Alfred Flechtheim & Otto Dix

During the 1920s, Alfred Flechtheim established himself as the foremost dealer of modern art in Germany, specializing in the French avant-garde as well as Germany Expressionism. Legendary parties in Flechtheim's gallery overflowed with the glitterati of the new Berlin.

When Nazis came to power in 1933, he was persecuted and his business attacked, both as a Jew and for his favoring of modern artists described as degenerate (‘Entartete Kunst’) by Hitler. His gallery was confiscated and his private collection was sold off. He fled to Paris and then to London. He wrote to Alfred Barr of the Museum of Modern Art in New York, informing him that, ‘I lost all my money and all my pictures.’

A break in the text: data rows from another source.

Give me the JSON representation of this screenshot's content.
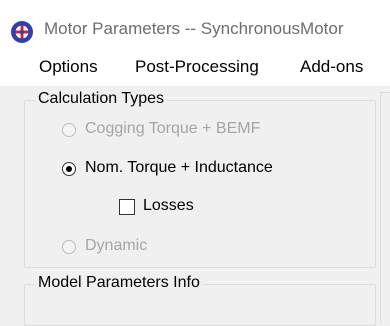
{
  "window": {
    "title": "Motor Parameters -- SynchronousMotor",
    "icon": "app-logo-icon"
  },
  "menu": {
    "items": [
      {
        "label": "Options"
      },
      {
        "label": "Post-Processing"
      },
      {
        "label": "Add-ons"
      }
    ]
  },
  "calc_types": {
    "label": "Calculation Types",
    "cogging": {
      "label": "Cogging Torque + BEMF",
      "enabled": false,
      "selected": false
    },
    "nominal": {
      "label": "Nom. Torque + Inductance",
      "enabled": true,
      "selected": true
    },
    "losses": {
      "label": "Losses",
      "checked": false
    },
    "dynamic": {
      "label": "Dynamic",
      "enabled": false,
      "selected": false
    }
  },
  "model_info": {
    "label": "Model Parameters Info"
  },
  "colors": {
    "disabled_text": "#a5a5a5",
    "title_text": "#6d6d6d",
    "icon_blue": "#2e3fb0",
    "icon_red": "#e02020"
  }
}
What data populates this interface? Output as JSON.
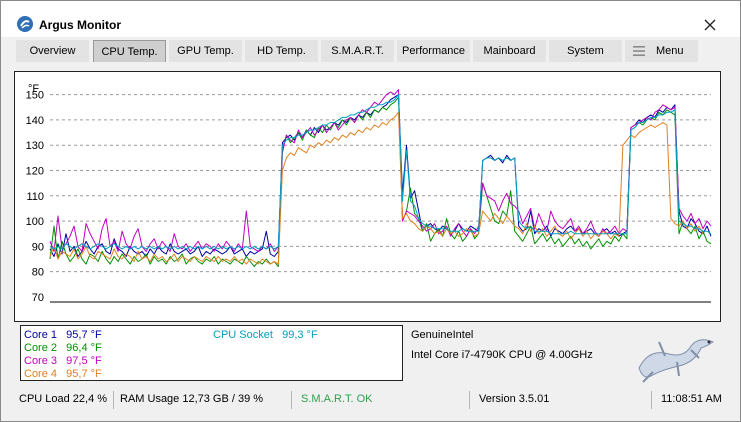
{
  "window": {
    "title": "Argus Monitor"
  },
  "tabs": [
    {
      "label": "Overview",
      "active": false
    },
    {
      "label": "CPU Temp.",
      "active": true
    },
    {
      "label": "GPU Temp.",
      "active": false
    },
    {
      "label": "HD Temp.",
      "active": false
    },
    {
      "label": "S.M.A.R.T.",
      "active": false
    },
    {
      "label": "Performance",
      "active": false
    },
    {
      "label": "Mainboard",
      "active": false
    },
    {
      "label": "System",
      "active": false
    },
    {
      "label": "Menu",
      "active": false,
      "icon": "hamburger-icon"
    }
  ],
  "chart_data": {
    "type": "line",
    "ylabel": "°F",
    "ylim": [
      70,
      155
    ],
    "yticks": [
      70,
      80,
      90,
      100,
      110,
      120,
      130,
      140,
      150
    ],
    "grid": true,
    "x": [
      0,
      2,
      4,
      6,
      8,
      10,
      12,
      14,
      16,
      18,
      20,
      22,
      24,
      26,
      28,
      30,
      32,
      34,
      36,
      38,
      40,
      42,
      44,
      46,
      48,
      50,
      52,
      54,
      56,
      58,
      60,
      62,
      64,
      66,
      68,
      70,
      72,
      74,
      76,
      78,
      80,
      82,
      84,
      86,
      88,
      90,
      92,
      94,
      96,
      98,
      100,
      102,
      104,
      106,
      108,
      110,
      112,
      114,
      116,
      118,
      120,
      122,
      124,
      126,
      128,
      130,
      132,
      134,
      136,
      138,
      140,
      142,
      144,
      146,
      148,
      150,
      152,
      154,
      156,
      158,
      160,
      162,
      164,
      166,
      168,
      170,
      172,
      174,
      176,
      178,
      180,
      182,
      184,
      186,
      188,
      190,
      192,
      194,
      196,
      198,
      200,
      202,
      204,
      206,
      208,
      210,
      212,
      214,
      216,
      218,
      220,
      222,
      224,
      226,
      228,
      230,
      232,
      234,
      236,
      238,
      240,
      242,
      244,
      246,
      248,
      250,
      252,
      254,
      256,
      258,
      260,
      262,
      264,
      266,
      268,
      270,
      272,
      274,
      276,
      278,
      280,
      282,
      284,
      286,
      288,
      290,
      292,
      294,
      296,
      298,
      300,
      302,
      304,
      306,
      308,
      310,
      312,
      314,
      316,
      318,
      320,
      322,
      324,
      326,
      328,
      330
    ],
    "series": [
      {
        "name": "Core 1",
        "color": "#0000a0",
        "values": [
          89,
          86,
          91,
          87,
          95,
          88,
          90,
          86,
          88,
          92,
          89,
          87,
          90,
          91,
          88,
          87,
          93,
          89,
          88,
          86,
          90,
          88,
          87,
          88,
          86,
          89,
          87,
          90,
          88,
          87,
          91,
          88,
          87,
          88,
          89,
          87,
          88,
          90,
          86,
          88,
          87,
          89,
          88,
          87,
          88,
          90,
          87,
          88,
          89,
          86,
          88,
          87,
          88,
          89,
          96,
          87,
          86,
          88,
          131,
          133,
          134,
          132,
          135,
          133,
          136,
          134,
          137,
          135,
          138,
          136,
          137,
          139,
          138,
          140,
          139,
          141,
          140,
          142,
          141,
          143,
          142,
          144,
          143,
          145,
          146,
          148,
          149,
          150,
          111,
          130,
          109,
          112,
          104,
          96,
          98,
          99,
          97,
          96,
          98,
          97,
          95,
          96,
          99,
          97,
          96,
          98,
          97,
          96,
          124,
          125,
          126,
          124,
          125,
          123,
          126,
          124,
          125,
          98,
          96,
          97,
          104,
          95,
          97,
          96,
          98,
          94,
          97,
          96,
          95,
          97,
          98,
          96,
          97,
          95,
          96,
          97,
          95,
          94,
          96,
          97,
          95,
          96,
          94,
          95,
          96,
          137,
          138,
          140,
          139,
          141,
          142,
          141,
          144,
          143,
          145,
          144,
          146,
          104,
          98,
          97,
          101,
          99,
          96,
          95,
          98,
          94
        ]
      },
      {
        "name": "Core 2",
        "color": "#009000",
        "values": [
          85,
          98,
          85,
          92,
          87,
          84,
          86,
          89,
          85,
          83,
          87,
          86,
          84,
          88,
          85,
          83,
          86,
          84,
          87,
          85,
          83,
          86,
          84,
          85,
          87,
          83,
          86,
          84,
          85,
          83,
          86,
          84,
          85,
          87,
          83,
          85,
          86,
          84,
          83,
          85,
          84,
          86,
          83,
          85,
          84,
          83,
          85,
          84,
          83,
          86,
          84,
          82,
          84,
          83,
          85,
          83,
          84,
          82,
          128,
          134,
          131,
          133,
          135,
          132,
          136,
          134,
          133,
          137,
          135,
          138,
          136,
          139,
          137,
          140,
          138,
          141,
          139,
          142,
          140,
          143,
          141,
          144,
          143,
          145,
          144,
          146,
          147,
          149,
          100,
          104,
          113,
          103,
          101,
          96,
          99,
          92,
          95,
          97,
          94,
          101,
          95,
          93,
          96,
          92,
          94,
          97,
          93,
          95,
          115,
          110,
          105,
          100,
          99,
          104,
          102,
          112,
          96,
          94,
          92,
          95,
          98,
          91,
          93,
          95,
          92,
          94,
          91,
          93,
          90,
          92,
          94,
          91,
          93,
          90,
          92,
          89,
          91,
          93,
          90,
          92,
          91,
          94,
          92,
          95,
          93,
          136,
          137,
          139,
          138,
          140,
          141,
          140,
          143,
          142,
          144,
          143,
          142,
          95,
          100,
          97,
          95,
          98,
          93,
          96,
          92,
          91
        ]
      },
      {
        "name": "Core 3",
        "color": "#c000c0",
        "values": [
          92,
          88,
          102,
          89,
          91,
          94,
          98,
          90,
          88,
          99,
          95,
          92,
          89,
          97,
          101,
          90,
          92,
          88,
          96,
          91,
          89,
          94,
          97,
          90,
          88,
          91,
          93,
          89,
          92,
          90,
          88,
          95,
          90,
          89,
          91,
          88,
          90,
          92,
          89,
          91,
          90,
          88,
          91,
          89,
          92,
          90,
          88,
          91,
          89,
          104,
          90,
          89,
          88,
          90,
          89,
          91,
          88,
          90,
          127,
          134,
          132,
          131,
          136,
          133,
          135,
          137,
          134,
          136,
          138,
          135,
          137,
          139,
          136,
          138,
          140,
          141,
          139,
          142,
          144,
          143,
          145,
          147,
          146,
          148,
          150,
          151,
          150,
          152,
          100,
          104,
          103,
          102,
          100,
          98,
          96,
          97,
          99,
          95,
          96,
          98,
          94,
          97,
          99,
          96,
          94,
          97,
          95,
          98,
          115,
          110,
          109,
          108,
          104,
          108,
          111,
          107,
          106,
          104,
          99,
          102,
          105,
          97,
          103,
          99,
          96,
          104,
          100,
          98,
          97,
          99,
          101,
          96,
          98,
          95,
          97,
          100,
          96,
          94,
          97,
          95,
          96,
          98,
          95,
          97,
          96,
          137,
          138,
          139,
          140,
          141,
          140,
          143,
          144,
          146,
          145,
          144,
          145,
          105,
          102,
          100,
          103,
          99,
          101,
          97,
          100,
          98
        ]
      },
      {
        "name": "Core 4",
        "color": "#e08020",
        "values": [
          86,
          90,
          85,
          88,
          87,
          86,
          89,
          85,
          87,
          90,
          86,
          85,
          88,
          87,
          86,
          85,
          89,
          86,
          85,
          87,
          86,
          84,
          88,
          85,
          86,
          84,
          87,
          85,
          86,
          84,
          85,
          87,
          84,
          86,
          85,
          84,
          86,
          85,
          84,
          86,
          85,
          84,
          86,
          84,
          85,
          84,
          86,
          84,
          85,
          83,
          85,
          84,
          83,
          85,
          84,
          83,
          84,
          83,
          120,
          125,
          127,
          126,
          129,
          128,
          127,
          130,
          129,
          131,
          130,
          132,
          131,
          133,
          132,
          134,
          133,
          135,
          134,
          136,
          135,
          137,
          136,
          138,
          137,
          139,
          138,
          140,
          141,
          143,
          101,
          103,
          100,
          99,
          97,
          96,
          98,
          97,
          95,
          96,
          94,
          97,
          95,
          96,
          94,
          95,
          97,
          96,
          94,
          95,
          104,
          102,
          100,
          103,
          101,
          99,
          102,
          100,
          98,
          97,
          95,
          99,
          96,
          98,
          95,
          97,
          94,
          96,
          98,
          95,
          94,
          96,
          93,
          95,
          97,
          94,
          96,
          93,
          95,
          94,
          96,
          95,
          93,
          95,
          94,
          130,
          132,
          134,
          133,
          135,
          136,
          137,
          138,
          137,
          138,
          139,
          138,
          101,
          99,
          98,
          100,
          97,
          99,
          96,
          98,
          95
        ]
      },
      {
        "name": "CPU Socket",
        "color": "#00a0c0",
        "values": [
          90,
          89,
          90,
          89,
          91,
          90,
          89,
          90,
          91,
          90,
          89,
          90,
          91,
          90,
          89,
          90,
          91,
          90,
          89,
          90,
          89,
          90,
          89,
          90,
          89,
          90,
          89,
          90,
          89,
          90,
          89,
          90,
          89,
          90,
          89,
          90,
          89,
          90,
          89,
          90,
          89,
          90,
          89,
          90,
          89,
          90,
          89,
          90,
          89,
          90,
          89,
          90,
          89,
          90,
          89,
          90,
          89,
          90,
          130,
          132,
          133,
          133,
          134,
          134,
          135,
          136,
          136,
          137,
          138,
          138,
          139,
          139,
          140,
          141,
          141,
          142,
          142,
          143,
          143,
          144,
          145,
          145,
          146,
          146,
          147,
          147,
          148,
          150,
          108,
          128,
          108,
          106,
          101,
          99,
          98,
          98,
          97,
          97,
          97,
          97,
          96,
          96,
          96,
          97,
          96,
          96,
          96,
          96,
          124,
          125,
          125,
          124,
          125,
          124,
          125,
          124,
          125,
          100,
          98,
          97,
          98,
          96,
          96,
          96,
          96,
          95,
          95,
          95,
          95,
          95,
          96,
          95,
          95,
          95,
          95,
          95,
          95,
          95,
          95,
          95,
          95,
          95,
          95,
          95,
          95,
          136,
          137,
          139,
          139,
          140,
          141,
          141,
          142,
          142,
          143,
          143,
          144,
          100,
          99,
          98,
          98,
          97,
          97,
          96,
          96,
          95
        ]
      }
    ]
  },
  "legend": {
    "core1": "Core 1   95,7 °F",
    "core2": "Core 2   96,4 °F",
    "core3": "Core 3   97,5 °F",
    "core4": "Core 4   95,7 °F",
    "socket": "CPU Socket   99,3 °F",
    "colors": {
      "core1": "#0000a0",
      "core2": "#009000",
      "core3": "#c000c0",
      "core4": "#e08020",
      "socket": "#00a0c0"
    }
  },
  "cpu": {
    "vendor": "GenuineIntel",
    "model": "Intel Core i7-4790K CPU @ 4.00GHz"
  },
  "status": {
    "cpu_load": "CPU Load 22,4 %",
    "ram_usage": "RAM Usage 12,73 GB / 39 %",
    "smart": "S.M.A.R.T. OK",
    "smart_color": "#2ea04a",
    "version": "Version 3.5.01",
    "time": "11:08:51 AM"
  }
}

In March, 1937, Flechtheim slipped on ice and developed sepsis after puncturing his leg on a rusty nail in his hospital bed. He died at the age of 57. Tragically his wife chose in 1941 to return to Berlin to look after her aging parents. She killed herself after being ordered for deportation to the Concentration camps.

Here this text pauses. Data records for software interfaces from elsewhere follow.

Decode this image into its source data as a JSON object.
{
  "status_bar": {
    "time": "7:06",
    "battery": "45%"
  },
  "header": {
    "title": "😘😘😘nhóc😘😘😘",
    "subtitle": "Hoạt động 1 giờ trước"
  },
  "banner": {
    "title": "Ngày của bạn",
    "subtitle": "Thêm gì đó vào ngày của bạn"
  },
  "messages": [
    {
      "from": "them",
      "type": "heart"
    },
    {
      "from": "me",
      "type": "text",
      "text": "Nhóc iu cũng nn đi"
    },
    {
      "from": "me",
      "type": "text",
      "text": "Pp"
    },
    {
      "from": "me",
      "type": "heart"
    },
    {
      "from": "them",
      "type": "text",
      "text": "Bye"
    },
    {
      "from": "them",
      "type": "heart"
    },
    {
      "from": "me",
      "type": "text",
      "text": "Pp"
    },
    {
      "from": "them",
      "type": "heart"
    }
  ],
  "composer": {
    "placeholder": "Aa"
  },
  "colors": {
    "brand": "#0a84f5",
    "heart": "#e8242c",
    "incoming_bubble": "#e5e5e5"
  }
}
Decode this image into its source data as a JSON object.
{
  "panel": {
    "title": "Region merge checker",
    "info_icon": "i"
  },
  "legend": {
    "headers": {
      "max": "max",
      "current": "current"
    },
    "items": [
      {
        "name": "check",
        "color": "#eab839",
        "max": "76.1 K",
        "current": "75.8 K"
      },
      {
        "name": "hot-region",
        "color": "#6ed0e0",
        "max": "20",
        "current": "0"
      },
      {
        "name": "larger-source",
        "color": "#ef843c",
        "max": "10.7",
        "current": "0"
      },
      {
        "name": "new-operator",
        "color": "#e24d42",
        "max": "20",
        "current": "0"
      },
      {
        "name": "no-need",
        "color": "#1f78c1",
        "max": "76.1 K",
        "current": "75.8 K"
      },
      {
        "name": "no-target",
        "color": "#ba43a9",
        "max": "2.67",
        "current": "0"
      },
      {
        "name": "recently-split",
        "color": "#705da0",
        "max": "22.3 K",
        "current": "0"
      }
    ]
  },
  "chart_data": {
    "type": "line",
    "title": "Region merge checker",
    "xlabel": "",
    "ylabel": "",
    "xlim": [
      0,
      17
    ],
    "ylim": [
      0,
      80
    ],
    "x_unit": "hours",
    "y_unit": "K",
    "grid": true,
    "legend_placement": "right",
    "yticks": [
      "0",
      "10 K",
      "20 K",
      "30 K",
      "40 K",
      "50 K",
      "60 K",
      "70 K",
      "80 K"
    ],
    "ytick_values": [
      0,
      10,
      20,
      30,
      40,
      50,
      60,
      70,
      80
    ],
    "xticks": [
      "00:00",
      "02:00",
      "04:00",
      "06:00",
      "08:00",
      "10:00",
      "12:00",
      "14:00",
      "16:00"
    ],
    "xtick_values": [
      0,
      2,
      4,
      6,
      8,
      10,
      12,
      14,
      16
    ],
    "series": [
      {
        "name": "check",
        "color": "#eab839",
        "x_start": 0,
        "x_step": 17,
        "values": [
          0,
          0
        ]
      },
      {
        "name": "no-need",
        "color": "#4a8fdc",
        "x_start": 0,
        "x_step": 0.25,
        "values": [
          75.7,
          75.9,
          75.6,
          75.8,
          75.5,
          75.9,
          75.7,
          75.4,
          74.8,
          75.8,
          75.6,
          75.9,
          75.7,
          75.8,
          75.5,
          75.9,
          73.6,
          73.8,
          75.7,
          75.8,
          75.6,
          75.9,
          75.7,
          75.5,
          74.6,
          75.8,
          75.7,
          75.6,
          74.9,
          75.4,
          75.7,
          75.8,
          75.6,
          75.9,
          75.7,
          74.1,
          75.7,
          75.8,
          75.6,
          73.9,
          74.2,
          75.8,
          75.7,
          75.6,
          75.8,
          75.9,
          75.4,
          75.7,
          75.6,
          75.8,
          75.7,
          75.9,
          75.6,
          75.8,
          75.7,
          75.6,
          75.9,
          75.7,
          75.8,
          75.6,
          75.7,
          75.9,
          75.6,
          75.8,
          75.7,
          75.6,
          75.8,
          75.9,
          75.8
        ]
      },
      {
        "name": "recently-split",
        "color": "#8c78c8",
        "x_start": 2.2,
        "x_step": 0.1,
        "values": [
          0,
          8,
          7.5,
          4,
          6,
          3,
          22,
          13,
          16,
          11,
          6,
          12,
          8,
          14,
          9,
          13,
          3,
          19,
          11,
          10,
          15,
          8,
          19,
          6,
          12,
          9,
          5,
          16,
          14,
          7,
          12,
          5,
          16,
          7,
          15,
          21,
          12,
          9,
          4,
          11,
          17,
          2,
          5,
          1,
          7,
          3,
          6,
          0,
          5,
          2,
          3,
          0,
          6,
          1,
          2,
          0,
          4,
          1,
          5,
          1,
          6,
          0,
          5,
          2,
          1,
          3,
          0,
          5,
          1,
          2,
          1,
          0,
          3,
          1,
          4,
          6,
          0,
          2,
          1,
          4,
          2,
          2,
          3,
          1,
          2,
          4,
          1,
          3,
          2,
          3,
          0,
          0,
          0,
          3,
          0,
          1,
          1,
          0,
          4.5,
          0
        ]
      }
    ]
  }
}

In 1937, Flechtheim’s Semitic features appeared on the poster for the Denerate Art show curated by the Nazis. The exhibition denounced modern art as the work of the insane and the corrupted and supposedly part of a Jewish-Bolshevist conspiracy to pollute the German people.

Interestingly Otto Dix had a sanguine view of Flechtheim according to his catalogue raisonne’ : “In his unflattering, uncommissioned work by Dix, he is surrounded by Cubist works. To Dix, he’s little more than a salesman in a cheap suit hawking foreign merchandise for the local bourgeoisie.”